- Exercise details:
What lines of the material below hold the string "개인정보의"? Copy them out.

- Provided data:
++++++++

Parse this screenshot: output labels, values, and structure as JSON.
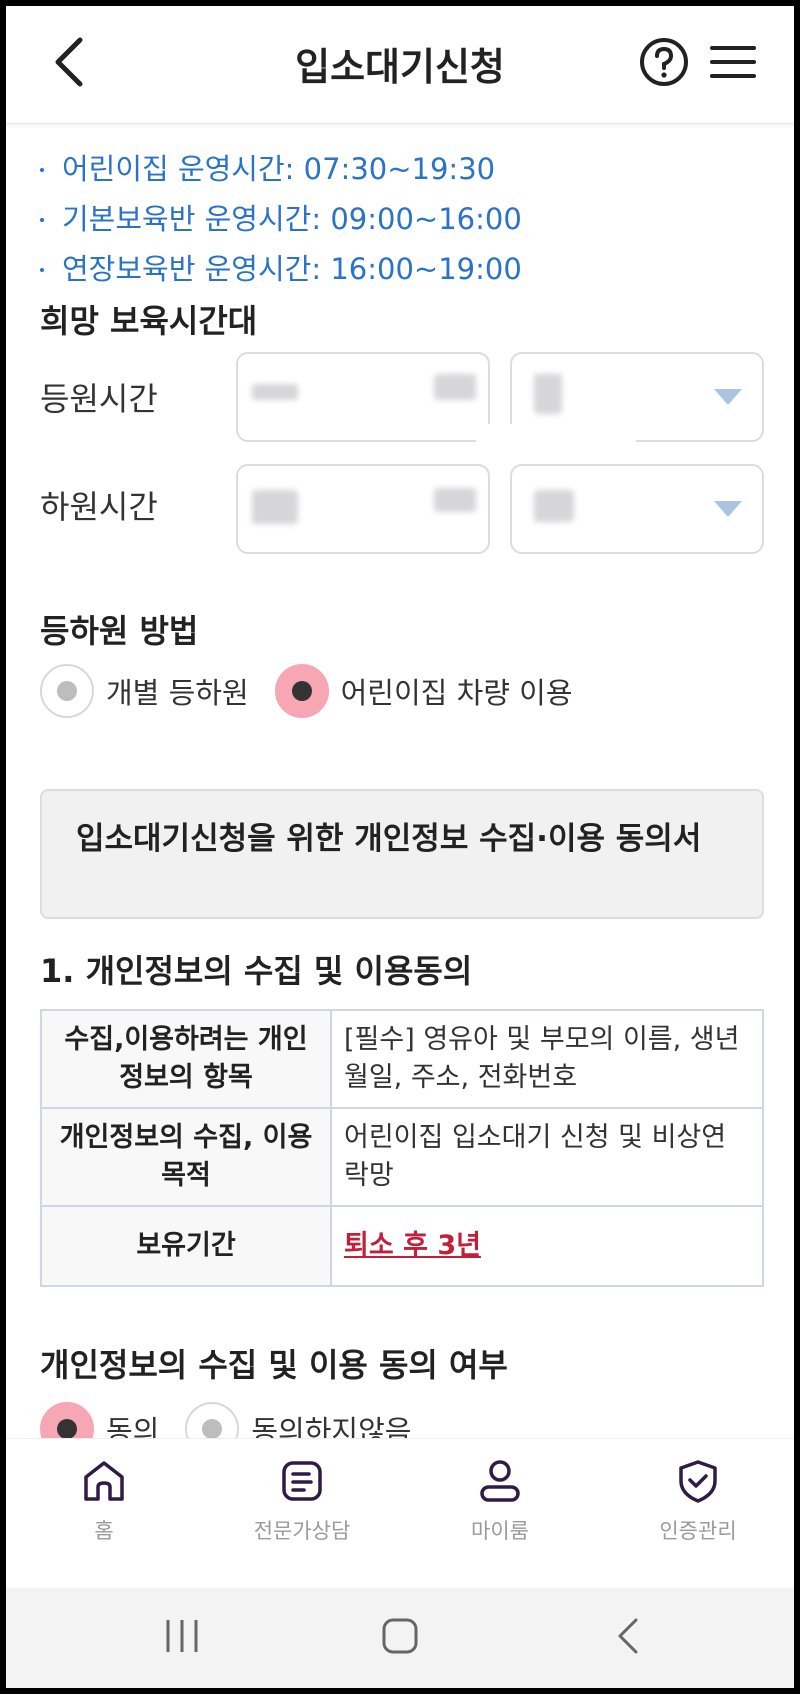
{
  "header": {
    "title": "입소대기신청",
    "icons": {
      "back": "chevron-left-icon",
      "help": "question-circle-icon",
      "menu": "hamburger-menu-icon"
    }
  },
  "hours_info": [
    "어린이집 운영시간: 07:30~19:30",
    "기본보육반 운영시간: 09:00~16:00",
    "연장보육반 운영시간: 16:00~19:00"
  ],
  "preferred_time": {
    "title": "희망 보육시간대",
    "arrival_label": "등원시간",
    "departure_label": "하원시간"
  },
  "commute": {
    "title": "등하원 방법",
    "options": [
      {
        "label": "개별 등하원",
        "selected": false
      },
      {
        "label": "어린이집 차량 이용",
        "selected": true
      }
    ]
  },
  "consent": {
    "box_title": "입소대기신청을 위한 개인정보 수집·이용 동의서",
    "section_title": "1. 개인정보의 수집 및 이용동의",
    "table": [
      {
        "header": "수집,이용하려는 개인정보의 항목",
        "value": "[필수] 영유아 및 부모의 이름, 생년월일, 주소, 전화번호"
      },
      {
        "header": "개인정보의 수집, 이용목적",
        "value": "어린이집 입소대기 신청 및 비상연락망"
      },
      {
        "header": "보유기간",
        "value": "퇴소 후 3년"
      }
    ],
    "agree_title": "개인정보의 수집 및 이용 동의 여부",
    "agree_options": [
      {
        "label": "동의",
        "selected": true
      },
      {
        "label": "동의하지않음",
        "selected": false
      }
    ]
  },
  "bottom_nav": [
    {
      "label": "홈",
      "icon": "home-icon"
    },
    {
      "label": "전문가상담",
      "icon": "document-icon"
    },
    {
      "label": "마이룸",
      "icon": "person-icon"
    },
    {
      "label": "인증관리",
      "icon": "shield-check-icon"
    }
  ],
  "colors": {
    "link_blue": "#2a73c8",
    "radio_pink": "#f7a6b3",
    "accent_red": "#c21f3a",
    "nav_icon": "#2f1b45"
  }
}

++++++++

- Written answer:
    "section_title": "1. 개인정보의 수집 및 이용동의",
        "header": "수집,이용하려는 개인정보의 항목",
        "header": "개인정보의 수집, 이용목적",
    "agree_title": "개인정보의 수집 및 이용 동의 여부",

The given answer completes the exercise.